Examine the material below. Gather every line in which the string "текста" appears.

··· Record excerpts

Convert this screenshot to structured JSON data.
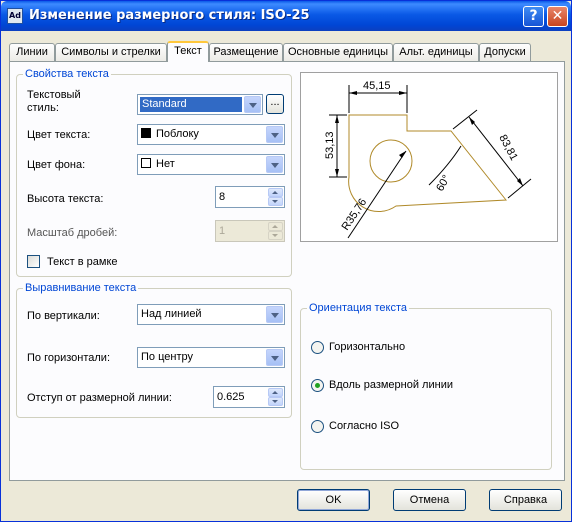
{
  "window": {
    "title": "Изменение размерного стиля: ISO-25",
    "app_icon": "Ad",
    "help_glyph": "?",
    "close_glyph": "✕"
  },
  "tabs": [
    {
      "label": "Линии"
    },
    {
      "label": "Символы и стрелки"
    },
    {
      "label": "Текст",
      "active": true
    },
    {
      "label": "Размещение"
    },
    {
      "label": "Основные единицы"
    },
    {
      "label": "Альт. единицы"
    },
    {
      "label": "Допуски"
    }
  ],
  "text_props": {
    "title": "Свойства текста",
    "style_label_line1": "Текстовый",
    "style_label_line2": "стиль:",
    "style_value": "Standard",
    "browse_label": "...",
    "color_label": "Цвет текста:",
    "color_value": "Поблоку",
    "fill_label": "Цвет фона:",
    "fill_value": "Нет",
    "height_label": "Высота текста:",
    "height_value": "8",
    "fraction_label": "Масштаб дробей:",
    "fraction_value": "1",
    "frame_label": "Текст в рамке"
  },
  "align": {
    "title": "Выравнивание текста",
    "vertical_label": "По вертикали:",
    "vertical_value": "Над линией",
    "horizontal_label": "По горизонтали:",
    "horizontal_value": "По центру",
    "offset_label": "Отступ от размерной линии:",
    "offset_value": "0.625"
  },
  "orientation": {
    "title": "Ориентация текста",
    "options": [
      {
        "label": "Горизонтально",
        "selected": false
      },
      {
        "label": "Вдоль размерной линии",
        "selected": true
      },
      {
        "label": "Согласно ISO",
        "selected": false
      }
    ]
  },
  "preview": {
    "dim_top": "45,15",
    "dim_left": "53,13",
    "dim_right": "83,81",
    "dim_angle": "60°",
    "dim_radius": "R35,76"
  },
  "buttons": {
    "ok": "OK",
    "cancel": "Отмена",
    "help": "Справка"
  },
  "colors": {
    "accent": "#0046d5",
    "titlebar": "#0054e3",
    "tab_highlight": "#ffc83c",
    "selection": "#316ac5"
  }
}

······

## Output below
    "title": "Свойства текста",
    "color_label": "Цвет текста:",
    "height_label": "Высота текста:",
    "title": "Выравнивание текста",
    "title": "Ориентация текста",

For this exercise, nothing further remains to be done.